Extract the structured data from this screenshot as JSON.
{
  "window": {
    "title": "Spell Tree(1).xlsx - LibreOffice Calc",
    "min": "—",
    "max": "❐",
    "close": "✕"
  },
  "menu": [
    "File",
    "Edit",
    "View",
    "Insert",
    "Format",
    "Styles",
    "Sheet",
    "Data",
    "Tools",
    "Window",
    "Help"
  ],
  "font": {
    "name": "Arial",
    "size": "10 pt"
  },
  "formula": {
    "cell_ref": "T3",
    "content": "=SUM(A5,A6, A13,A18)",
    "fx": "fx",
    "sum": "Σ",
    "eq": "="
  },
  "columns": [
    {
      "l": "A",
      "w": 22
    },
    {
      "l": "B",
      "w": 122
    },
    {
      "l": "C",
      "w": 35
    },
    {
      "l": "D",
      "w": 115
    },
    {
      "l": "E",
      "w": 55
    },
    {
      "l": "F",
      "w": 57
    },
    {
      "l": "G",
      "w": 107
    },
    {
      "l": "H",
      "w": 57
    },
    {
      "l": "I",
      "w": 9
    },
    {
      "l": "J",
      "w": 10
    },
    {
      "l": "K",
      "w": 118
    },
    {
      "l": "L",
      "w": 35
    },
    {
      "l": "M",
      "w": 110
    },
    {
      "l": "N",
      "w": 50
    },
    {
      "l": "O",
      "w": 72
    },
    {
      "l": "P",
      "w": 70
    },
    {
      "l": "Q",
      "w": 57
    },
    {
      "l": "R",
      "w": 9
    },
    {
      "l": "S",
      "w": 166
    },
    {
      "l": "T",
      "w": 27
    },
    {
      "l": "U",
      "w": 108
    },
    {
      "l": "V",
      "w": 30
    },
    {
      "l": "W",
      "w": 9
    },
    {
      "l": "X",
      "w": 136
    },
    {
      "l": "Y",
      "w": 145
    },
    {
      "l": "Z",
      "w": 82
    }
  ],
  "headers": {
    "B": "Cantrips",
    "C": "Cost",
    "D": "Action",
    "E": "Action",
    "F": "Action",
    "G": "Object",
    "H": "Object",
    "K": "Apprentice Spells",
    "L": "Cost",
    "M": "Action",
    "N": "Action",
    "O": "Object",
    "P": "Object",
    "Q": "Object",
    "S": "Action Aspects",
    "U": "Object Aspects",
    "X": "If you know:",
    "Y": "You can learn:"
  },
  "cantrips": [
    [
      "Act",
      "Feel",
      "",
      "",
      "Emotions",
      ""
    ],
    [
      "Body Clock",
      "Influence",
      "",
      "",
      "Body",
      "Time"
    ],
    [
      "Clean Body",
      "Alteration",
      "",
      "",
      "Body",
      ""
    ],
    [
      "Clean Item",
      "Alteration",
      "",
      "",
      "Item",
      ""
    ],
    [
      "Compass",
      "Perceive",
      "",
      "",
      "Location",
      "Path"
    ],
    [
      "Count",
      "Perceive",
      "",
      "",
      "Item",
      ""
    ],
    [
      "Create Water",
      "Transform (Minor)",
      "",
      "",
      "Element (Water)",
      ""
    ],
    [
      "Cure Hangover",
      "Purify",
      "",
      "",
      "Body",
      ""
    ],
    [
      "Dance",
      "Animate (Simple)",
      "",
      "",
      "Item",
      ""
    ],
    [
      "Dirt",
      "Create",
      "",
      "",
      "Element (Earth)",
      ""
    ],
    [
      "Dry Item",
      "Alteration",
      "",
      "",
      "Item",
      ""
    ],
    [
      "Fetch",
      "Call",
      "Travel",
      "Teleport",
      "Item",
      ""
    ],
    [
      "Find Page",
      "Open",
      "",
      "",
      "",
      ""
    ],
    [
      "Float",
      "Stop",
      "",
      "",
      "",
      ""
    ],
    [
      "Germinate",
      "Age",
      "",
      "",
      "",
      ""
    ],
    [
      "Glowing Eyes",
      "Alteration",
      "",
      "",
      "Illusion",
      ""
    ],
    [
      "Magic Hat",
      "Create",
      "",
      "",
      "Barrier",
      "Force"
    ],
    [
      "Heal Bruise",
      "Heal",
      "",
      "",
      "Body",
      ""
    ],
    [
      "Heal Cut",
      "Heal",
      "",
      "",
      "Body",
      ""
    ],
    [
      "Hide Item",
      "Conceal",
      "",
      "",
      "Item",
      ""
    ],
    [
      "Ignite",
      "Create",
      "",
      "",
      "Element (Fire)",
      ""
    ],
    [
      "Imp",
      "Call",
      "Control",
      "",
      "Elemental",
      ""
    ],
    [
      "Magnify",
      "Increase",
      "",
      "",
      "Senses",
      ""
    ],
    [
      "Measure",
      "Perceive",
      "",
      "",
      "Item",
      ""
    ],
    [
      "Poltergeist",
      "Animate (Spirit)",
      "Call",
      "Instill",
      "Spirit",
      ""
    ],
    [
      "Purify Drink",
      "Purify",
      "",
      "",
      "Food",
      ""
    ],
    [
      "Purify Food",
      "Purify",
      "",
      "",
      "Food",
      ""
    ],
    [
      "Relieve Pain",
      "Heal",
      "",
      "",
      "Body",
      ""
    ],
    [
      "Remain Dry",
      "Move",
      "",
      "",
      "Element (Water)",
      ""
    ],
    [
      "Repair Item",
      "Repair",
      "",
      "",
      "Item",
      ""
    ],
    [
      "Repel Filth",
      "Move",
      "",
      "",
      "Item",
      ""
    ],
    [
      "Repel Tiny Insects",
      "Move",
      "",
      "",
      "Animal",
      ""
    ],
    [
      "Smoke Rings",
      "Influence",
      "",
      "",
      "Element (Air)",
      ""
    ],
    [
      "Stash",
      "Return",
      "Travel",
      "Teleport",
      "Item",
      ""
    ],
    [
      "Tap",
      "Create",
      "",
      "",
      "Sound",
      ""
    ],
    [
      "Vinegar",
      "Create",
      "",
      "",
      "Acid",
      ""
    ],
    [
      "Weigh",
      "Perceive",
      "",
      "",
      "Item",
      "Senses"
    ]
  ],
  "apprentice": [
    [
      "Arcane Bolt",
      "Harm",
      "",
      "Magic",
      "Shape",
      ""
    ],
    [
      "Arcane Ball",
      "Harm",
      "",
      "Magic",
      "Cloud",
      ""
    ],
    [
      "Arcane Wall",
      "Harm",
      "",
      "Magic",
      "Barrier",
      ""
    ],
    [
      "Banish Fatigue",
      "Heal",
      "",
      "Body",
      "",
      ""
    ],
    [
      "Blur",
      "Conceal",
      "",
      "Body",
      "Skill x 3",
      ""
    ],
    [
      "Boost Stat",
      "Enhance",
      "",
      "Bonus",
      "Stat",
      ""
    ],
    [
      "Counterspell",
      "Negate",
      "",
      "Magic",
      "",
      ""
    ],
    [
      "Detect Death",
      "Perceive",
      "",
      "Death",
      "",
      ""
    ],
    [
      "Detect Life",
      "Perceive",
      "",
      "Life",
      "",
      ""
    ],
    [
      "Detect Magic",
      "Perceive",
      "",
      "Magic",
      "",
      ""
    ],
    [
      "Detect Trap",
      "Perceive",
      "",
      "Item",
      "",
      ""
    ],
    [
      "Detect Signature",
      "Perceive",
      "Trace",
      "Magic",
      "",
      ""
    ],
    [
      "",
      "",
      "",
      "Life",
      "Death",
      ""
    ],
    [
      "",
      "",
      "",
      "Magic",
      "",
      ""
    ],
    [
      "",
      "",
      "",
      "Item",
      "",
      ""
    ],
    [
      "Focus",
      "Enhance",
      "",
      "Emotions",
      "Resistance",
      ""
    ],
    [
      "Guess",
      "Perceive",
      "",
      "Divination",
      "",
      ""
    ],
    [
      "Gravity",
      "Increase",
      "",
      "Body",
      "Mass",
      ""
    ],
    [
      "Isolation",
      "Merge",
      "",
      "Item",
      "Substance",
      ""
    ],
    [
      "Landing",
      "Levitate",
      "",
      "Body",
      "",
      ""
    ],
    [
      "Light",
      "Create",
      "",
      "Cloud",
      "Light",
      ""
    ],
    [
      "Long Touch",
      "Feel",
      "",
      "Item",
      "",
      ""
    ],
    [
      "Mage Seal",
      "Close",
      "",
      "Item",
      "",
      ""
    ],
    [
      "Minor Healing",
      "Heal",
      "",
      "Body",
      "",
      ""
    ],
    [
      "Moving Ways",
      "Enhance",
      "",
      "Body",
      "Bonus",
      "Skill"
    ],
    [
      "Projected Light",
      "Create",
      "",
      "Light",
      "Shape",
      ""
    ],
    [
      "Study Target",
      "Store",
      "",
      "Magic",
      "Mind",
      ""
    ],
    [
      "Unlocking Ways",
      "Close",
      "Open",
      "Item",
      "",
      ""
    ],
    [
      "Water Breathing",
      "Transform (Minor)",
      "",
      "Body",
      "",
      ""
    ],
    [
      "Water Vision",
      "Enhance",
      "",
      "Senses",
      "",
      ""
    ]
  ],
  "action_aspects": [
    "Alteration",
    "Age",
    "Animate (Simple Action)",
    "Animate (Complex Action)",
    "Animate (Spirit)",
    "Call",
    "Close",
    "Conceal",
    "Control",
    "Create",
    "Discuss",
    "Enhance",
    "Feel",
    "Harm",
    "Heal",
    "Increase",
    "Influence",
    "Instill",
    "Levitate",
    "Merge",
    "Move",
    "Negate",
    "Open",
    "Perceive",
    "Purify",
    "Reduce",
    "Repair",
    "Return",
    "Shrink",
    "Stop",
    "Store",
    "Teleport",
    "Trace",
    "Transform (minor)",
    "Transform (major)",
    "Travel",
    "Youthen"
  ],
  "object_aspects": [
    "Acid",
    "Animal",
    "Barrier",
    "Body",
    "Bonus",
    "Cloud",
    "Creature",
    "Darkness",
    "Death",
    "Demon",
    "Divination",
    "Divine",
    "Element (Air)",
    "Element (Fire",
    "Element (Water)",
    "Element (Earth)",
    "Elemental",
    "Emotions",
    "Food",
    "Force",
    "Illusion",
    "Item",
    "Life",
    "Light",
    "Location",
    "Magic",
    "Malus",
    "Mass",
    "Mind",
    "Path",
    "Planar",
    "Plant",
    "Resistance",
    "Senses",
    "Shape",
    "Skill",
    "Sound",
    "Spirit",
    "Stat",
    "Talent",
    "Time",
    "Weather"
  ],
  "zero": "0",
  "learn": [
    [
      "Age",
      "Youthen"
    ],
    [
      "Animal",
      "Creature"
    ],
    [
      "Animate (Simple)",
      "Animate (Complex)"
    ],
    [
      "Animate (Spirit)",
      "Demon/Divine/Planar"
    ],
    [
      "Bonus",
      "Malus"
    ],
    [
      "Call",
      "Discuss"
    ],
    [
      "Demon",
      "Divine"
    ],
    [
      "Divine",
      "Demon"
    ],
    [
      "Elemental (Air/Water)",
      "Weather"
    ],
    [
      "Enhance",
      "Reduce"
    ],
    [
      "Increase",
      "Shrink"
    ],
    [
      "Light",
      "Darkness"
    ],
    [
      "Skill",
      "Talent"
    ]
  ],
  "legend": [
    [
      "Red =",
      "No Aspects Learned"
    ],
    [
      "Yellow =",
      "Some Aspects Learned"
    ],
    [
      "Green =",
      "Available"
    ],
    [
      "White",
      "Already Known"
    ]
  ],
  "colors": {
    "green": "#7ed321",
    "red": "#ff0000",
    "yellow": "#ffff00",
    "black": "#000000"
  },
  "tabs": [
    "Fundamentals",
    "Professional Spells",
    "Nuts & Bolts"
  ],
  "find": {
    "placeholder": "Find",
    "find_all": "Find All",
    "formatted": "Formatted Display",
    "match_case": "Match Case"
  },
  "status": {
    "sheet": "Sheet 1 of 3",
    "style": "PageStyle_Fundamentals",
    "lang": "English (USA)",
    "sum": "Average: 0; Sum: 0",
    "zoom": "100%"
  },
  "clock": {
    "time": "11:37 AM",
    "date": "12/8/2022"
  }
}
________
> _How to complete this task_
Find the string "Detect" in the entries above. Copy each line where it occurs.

> _Exercise answer_
      "Detect Death",
      "Detect Life",
      "Detect Magic",
      "Detect Trap",
      "Detect Signature",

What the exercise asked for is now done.